We included all diabetes trials from a comprehensive computerized clinical decision support system overview completed in January 2010, and searched EMBASE, MEDLINE, INSPEC/COMPENDEX and Evidence-Based Medicine Reviews (EBMR) from January 2010 to April 2012. Reference lists of related reviews, included articles and Clinicaltrials.gov were also searched. Randomized controlled trials of patients with diabetes in ambulatory care settings comparing a computerized clinical decision support system intervention with a non-computerized clinical decision support system control, measuring either a process of care or a patient outcome, were included. Screening of studies, data extraction, risk of bias and quality of evidence assessments were carried out independently by two reviewers, and discrepancies were resolved through consensus or third-party arbitration. Authors were contacted for any missing data.
Fifteen trials were included (13 from the previous review and two from the current search). Only one study was at low risk of bias, while the others were of moderate to high risk of bias because of methodological limitations. HbA1c (3 months' follow-up), quality of life and hospitalization (12 months' follow-up) were pooled and all favoured the computerized clinical decision support systems over the control, although none were statistically significant. Triglycerides and practitioner performance tended to favour computerized clinical decision support systems although results were too heterogeneous to pool.

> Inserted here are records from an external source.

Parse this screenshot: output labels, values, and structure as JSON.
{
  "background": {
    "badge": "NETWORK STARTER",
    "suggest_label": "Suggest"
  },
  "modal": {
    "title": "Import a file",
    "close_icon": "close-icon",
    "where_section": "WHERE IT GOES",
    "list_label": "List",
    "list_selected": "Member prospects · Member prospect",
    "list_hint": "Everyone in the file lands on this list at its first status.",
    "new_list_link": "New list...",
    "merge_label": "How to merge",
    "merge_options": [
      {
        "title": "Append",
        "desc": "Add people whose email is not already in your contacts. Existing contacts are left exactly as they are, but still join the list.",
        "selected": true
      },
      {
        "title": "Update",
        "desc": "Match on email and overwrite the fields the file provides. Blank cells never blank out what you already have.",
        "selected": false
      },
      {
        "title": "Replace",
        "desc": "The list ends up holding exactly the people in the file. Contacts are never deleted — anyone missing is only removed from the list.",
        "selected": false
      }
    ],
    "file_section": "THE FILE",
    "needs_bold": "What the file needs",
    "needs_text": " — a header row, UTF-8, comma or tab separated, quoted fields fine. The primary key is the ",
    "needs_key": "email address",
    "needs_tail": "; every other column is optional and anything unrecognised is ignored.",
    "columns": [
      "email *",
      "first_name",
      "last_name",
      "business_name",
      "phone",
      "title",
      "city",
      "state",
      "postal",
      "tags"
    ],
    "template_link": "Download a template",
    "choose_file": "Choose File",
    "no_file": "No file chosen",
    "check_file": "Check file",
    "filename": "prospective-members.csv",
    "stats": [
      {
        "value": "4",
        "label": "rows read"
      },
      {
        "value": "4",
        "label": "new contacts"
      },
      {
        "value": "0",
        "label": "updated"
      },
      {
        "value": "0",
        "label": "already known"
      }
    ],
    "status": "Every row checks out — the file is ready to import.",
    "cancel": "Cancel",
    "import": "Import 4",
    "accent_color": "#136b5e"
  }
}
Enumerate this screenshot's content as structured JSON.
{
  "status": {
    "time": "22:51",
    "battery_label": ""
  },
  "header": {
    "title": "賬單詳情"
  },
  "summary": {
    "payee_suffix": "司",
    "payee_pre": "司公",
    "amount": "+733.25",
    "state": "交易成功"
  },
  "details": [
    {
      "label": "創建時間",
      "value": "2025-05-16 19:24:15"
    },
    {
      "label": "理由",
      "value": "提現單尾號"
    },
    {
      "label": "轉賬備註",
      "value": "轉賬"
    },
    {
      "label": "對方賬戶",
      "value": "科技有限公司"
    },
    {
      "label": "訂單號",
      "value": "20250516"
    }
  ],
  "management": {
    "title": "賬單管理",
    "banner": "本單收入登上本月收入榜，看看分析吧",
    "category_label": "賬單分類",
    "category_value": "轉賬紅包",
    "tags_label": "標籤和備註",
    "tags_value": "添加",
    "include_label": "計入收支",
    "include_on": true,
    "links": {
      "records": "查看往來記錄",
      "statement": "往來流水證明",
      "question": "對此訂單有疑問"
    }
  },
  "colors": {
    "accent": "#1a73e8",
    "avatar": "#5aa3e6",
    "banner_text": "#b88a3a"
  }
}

Computerized clinical decision support systems in diabetes management may marginally improve clinical outcomes, but confidence in the evidence is low because of risk of bias, inconsistency and imprecision.